The upcoming 4G spectrum auction, which follows the auction held in 2013, will create an obligation for carriers to share infrastructure as well as provide coverage in 40 remote areas in the 1,900MHz band in 50 additional areas in the 900MHz. And with these obligations, more towers will be needed.
As previously mentioned, it’s been forecast that these coverage goals will require an additional 10,000 towers to be met. Coverage challenges are compounded by capacity issues; there is rooom for improvement in QoS in the country as users experience plenty of dropped calls on a daily basis.

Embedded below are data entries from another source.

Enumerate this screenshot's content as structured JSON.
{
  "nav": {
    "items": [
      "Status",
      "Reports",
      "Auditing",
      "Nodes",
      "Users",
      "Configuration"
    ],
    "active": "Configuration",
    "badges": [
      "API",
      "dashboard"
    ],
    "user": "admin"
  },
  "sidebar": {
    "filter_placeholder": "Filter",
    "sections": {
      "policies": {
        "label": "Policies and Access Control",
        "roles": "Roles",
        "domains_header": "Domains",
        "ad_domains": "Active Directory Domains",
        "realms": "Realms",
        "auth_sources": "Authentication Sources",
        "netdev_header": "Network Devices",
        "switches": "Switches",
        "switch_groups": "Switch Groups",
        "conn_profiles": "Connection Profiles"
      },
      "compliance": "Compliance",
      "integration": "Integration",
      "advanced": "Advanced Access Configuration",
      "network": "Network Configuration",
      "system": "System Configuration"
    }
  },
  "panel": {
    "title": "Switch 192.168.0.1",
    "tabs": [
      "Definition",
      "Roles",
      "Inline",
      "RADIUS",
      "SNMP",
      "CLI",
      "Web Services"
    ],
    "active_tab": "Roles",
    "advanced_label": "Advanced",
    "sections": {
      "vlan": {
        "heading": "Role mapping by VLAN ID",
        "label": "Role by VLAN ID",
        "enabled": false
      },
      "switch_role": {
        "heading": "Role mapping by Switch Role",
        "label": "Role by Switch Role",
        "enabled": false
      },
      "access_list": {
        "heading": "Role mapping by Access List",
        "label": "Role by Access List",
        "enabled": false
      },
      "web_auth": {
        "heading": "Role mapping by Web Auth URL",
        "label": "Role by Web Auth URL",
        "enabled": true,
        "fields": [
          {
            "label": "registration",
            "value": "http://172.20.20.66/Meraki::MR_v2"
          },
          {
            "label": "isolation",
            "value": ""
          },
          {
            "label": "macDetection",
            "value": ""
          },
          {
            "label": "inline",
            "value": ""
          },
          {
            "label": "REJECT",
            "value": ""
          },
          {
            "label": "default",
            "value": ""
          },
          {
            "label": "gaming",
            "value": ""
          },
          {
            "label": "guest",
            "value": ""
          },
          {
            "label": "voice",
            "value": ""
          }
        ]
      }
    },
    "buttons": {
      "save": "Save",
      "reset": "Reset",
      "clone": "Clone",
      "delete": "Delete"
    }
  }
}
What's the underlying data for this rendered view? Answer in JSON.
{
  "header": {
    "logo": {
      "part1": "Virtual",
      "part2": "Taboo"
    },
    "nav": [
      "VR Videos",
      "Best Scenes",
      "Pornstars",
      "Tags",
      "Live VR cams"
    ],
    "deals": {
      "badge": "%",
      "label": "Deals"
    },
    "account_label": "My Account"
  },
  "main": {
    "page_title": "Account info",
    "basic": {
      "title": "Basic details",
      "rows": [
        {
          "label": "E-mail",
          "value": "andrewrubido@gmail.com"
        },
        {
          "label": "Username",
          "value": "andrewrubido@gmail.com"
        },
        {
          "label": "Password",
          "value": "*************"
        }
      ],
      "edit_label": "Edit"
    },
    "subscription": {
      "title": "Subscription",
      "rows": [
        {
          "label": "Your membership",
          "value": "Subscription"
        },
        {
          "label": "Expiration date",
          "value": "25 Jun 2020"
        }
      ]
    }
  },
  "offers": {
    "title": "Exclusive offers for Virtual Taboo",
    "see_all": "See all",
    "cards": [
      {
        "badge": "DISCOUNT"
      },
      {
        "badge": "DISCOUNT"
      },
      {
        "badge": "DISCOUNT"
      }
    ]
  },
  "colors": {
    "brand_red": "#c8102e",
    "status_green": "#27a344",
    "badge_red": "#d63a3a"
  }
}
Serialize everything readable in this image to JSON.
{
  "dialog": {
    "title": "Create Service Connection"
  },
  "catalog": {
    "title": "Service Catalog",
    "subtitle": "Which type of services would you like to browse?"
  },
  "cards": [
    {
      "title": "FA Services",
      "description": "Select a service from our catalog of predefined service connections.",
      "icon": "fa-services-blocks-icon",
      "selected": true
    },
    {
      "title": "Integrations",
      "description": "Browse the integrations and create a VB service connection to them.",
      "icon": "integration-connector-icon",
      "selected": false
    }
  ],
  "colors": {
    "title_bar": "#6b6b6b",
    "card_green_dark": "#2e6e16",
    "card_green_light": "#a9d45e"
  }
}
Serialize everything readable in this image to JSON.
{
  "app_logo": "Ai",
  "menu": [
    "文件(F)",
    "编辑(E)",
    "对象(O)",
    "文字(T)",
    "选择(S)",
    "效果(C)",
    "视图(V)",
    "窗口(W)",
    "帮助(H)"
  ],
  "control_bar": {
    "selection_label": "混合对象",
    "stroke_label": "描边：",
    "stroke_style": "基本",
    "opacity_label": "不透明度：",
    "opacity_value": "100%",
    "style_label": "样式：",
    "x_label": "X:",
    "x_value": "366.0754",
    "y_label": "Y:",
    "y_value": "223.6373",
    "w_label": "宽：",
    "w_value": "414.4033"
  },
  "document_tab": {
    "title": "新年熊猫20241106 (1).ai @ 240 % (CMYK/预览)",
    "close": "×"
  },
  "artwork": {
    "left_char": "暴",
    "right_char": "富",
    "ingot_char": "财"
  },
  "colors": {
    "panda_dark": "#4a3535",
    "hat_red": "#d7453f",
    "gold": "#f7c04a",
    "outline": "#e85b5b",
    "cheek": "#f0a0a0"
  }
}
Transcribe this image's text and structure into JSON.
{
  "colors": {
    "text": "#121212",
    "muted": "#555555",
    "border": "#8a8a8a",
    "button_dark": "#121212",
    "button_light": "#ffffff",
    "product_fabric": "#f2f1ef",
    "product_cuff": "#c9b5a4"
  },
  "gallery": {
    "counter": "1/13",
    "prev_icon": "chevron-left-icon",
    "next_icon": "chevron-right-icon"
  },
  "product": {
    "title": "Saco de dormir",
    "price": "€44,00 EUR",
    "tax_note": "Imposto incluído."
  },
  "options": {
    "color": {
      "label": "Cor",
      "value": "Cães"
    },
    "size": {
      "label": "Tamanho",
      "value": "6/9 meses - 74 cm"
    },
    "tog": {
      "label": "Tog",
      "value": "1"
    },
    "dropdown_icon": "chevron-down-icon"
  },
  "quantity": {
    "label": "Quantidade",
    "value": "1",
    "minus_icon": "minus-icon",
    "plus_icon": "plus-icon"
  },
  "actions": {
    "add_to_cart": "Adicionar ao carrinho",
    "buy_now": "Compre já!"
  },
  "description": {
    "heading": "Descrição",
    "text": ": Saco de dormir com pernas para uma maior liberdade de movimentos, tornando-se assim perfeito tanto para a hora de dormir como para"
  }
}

Back in 2013, Claro, DirecTV, Avantel, Tigo Colombia (in a joint proposal with State-owned ETB) and Movistar were awarded several blocks to rollout 4G networks with substantial coverage obligations. However, to date only 5% of mobile users are actually connected to 4G. The upcoming auction will put a serious strain on carriers and require considerable investments as well as a dedicated effort to engage local communities in the process.
Government and regulatory challenges
The regulatory environment does not seem as favorable toward the towerco business model in Colombia as in other CALA countries. For example, there isn’t the same pressure on dominant operator Claro as seen in Mexico, the National Law designed to ease permitting has not to date prevented local government entities and communities from blocking site construction or closing down sites, and it was only as recently as 2013 that the spectre of asset nationalisation was raised in a Senate proposal. The Colombian government also owns a 50% minus one share stake in the combined Tigo and Une-EPM entity.
Security: rural vs urban
Experts report that towers built in remote areas, where the logistics can be extremely tough, tend to be safer and protected by the local community which sees connectivity as a major leap forward. On the other hand, urban projects are sometimes hindered by corruption and we’ve heard reports of tower owners being asked to be asked to pay fees to criminal gangs in exchange of access to a certain neighbourhood.
In conclusion, in spite of some challenges represented by Claro’s dominant position, the huge number of towercos already present on the territory and the opposition of local communities to cell site construction, Colombia is perceived as a healthy market and one where towercos still have plenty of opportunities. With 10,000 new sites likely to be planned and deployed over the coming years, Colombia is one of the most active and attractive markets in the CALA region.